Every wide-eyed youngster has heroes. They can be fictional characters like the X-men, movie stars like Vin Diesel or The Rock. In the vast majority of cases, though, athletes fill that role for children. As it turns out, that’s even the case for kids who grow up to be star players themselves. Yes, even heroes have heroes.

Number 99 was a fan of No. 9. The Great One grew up worshipping Mr. Hockey.

“The first memory I have of Gordie Howe is meeting him as a 10-year-old,” Wayne Gretzky said. “A lot of times, when you meet your idol, you come away disappointed.

“That wasn’t the case with Gordie. He was such a kind, wonderful person to everyone he met. My father (Walter) and Gordie Howe are probably the two men who have had the most profound effect on my life.”

Gretzky’s respect and adulation for Howe only increased as the two men became peers. Gretzky turned pro with the WHA’s Indianapolis Racers in 1978, meaning he’d be playing against Howe’s New England Whalers.

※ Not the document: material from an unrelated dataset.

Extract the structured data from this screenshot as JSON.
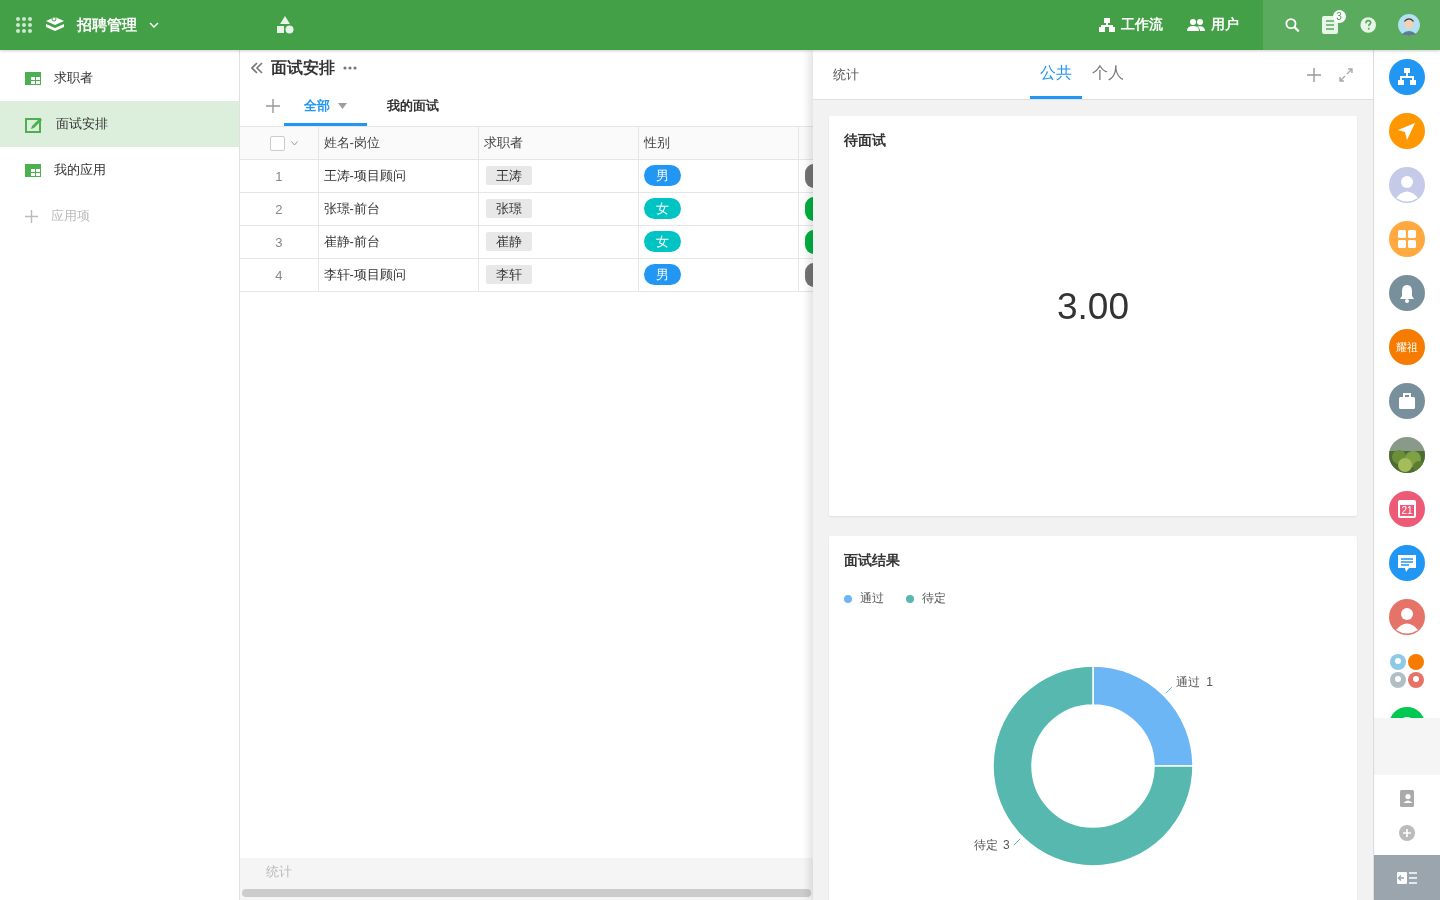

They were teammates on the WHA All-Star Team that season.

“I always looked at Gordie Howe the same way I did when I was six years old,” Gretzky said.

Moving to the NHL the following season, Gretzky’s Edmonton Oilers did battle with Howe’s Hartford Whalers. Howe played in his final NHL All-Star Game that season, while Gretzky skated in his first.

Gretzky would go on to shatter all of Howe’s NHL career scoring marks but his ultimate goal was to be as good and kind a person as Mr. Hockey was throughout his life.

“We replace athletes through time,” Gretzky said. “In 10 years, another comes along, another hockey player comes along. But you don’t replace iconic people.

“Gordie was a special man and you don’t replace that. You might be able to have new hockey players but you don’t replace a person of his caliber.”

“He was just a super person — a great hockey player but a great human being.”

Howe was a first-ballot hall of famer in hockey, humility and humanity.

“I don’t know if I ever met another person in life that was never not bothered by it,” Gretzky suggested of the price of fame. “I remember walking through the airport with him when I was 18 years old and every single person I think in the airport knew and recognized him. He stood and took pictures and signed his name.

“He never thought that it was a burden. He thought it was part of his life. He was Gordie Howe and he understood it and probably understood who he was better than anyone.”